• PROVIDED MATERIAL:
-*-*-

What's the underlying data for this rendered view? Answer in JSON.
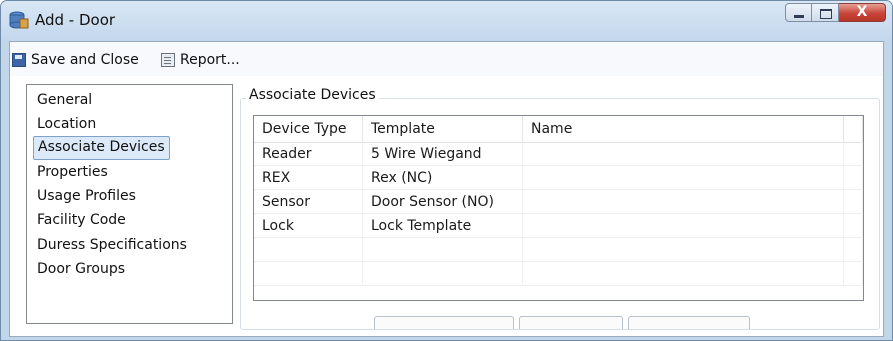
{
  "window": {
    "title": "Add - Door",
    "minimize_glyph": "",
    "maximize_glyph": "",
    "close_glyph": "X"
  },
  "toolbar": {
    "save_label": "Save and Close",
    "report_label": "Report..."
  },
  "nav": {
    "items": [
      {
        "label": "General"
      },
      {
        "label": "Location"
      },
      {
        "label": "Associate Devices",
        "selected": true
      },
      {
        "label": "Properties"
      },
      {
        "label": "Usage Profiles"
      },
      {
        "label": "Facility Code"
      },
      {
        "label": "Duress Specifications"
      },
      {
        "label": "Door Groups"
      }
    ]
  },
  "panel": {
    "title": "Associate Devices",
    "columns": [
      "Device Type",
      "Template",
      "Name"
    ],
    "rows": [
      [
        "Reader",
        "5 Wire Wiegand",
        ""
      ],
      [
        "REX",
        "Rex (NC)",
        ""
      ],
      [
        "Sensor",
        "Door Sensor (NO)",
        ""
      ],
      [
        "Lock",
        "Lock Template",
        ""
      ],
      [
        "",
        "",
        ""
      ],
      [
        "",
        "",
        ""
      ]
    ]
  },
  "colors": {
    "titlebar": "#c3d7ec",
    "selection": "#dce9f8",
    "close_button": "#c8453a"
  }
}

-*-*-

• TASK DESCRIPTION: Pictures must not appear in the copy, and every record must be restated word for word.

• EXERCISE ANSWER:
What's the underlying data for this rendered view? Answer in JSON.
{
  "window": {
    "title": "Add - Door",
    "minimize_glyph": "",
    "maximize_glyph": "",
    "close_glyph": "X"
  },
  "toolbar": {
    "save_label": "Save and Close",
    "report_label": "Report..."
  },
  "nav": {
    "items": [
      {
        "label": "General"
      },
      {
        "label": "Location"
      },
      {
        "label": "Associate Devices",
        "selected": true
      },
      {
        "label": "Properties"
      },
      {
        "label": "Usage Profiles"
      },
      {
        "label": "Facility Code"
      },
      {
        "label": "Duress Specifications"
      },
      {
        "label": "Door Groups"
      }
    ]
  },
  "panel": {
    "title": "Associate Devices",
    "columns": [
      "Device Type",
      "Template",
      "Name"
    ],
    "rows": [
      [
        "Reader",
        "5 Wire Wiegand",
        ""
      ],
      [
        "REX",
        "Rex (NC)",
        ""
      ],
      [
        "Sensor",
        "Door Sensor (NO)",
        ""
      ],
      [
        "Lock",
        "Lock Template",
        ""
      ],
      [
        "",
        "",
        ""
      ],
      [
        "",
        "",
        ""
      ]
    ]
  },
  "colors": {
    "titlebar": "#c3d7ec",
    "selection": "#dce9f8",
    "close_button": "#c8453a"
  }
}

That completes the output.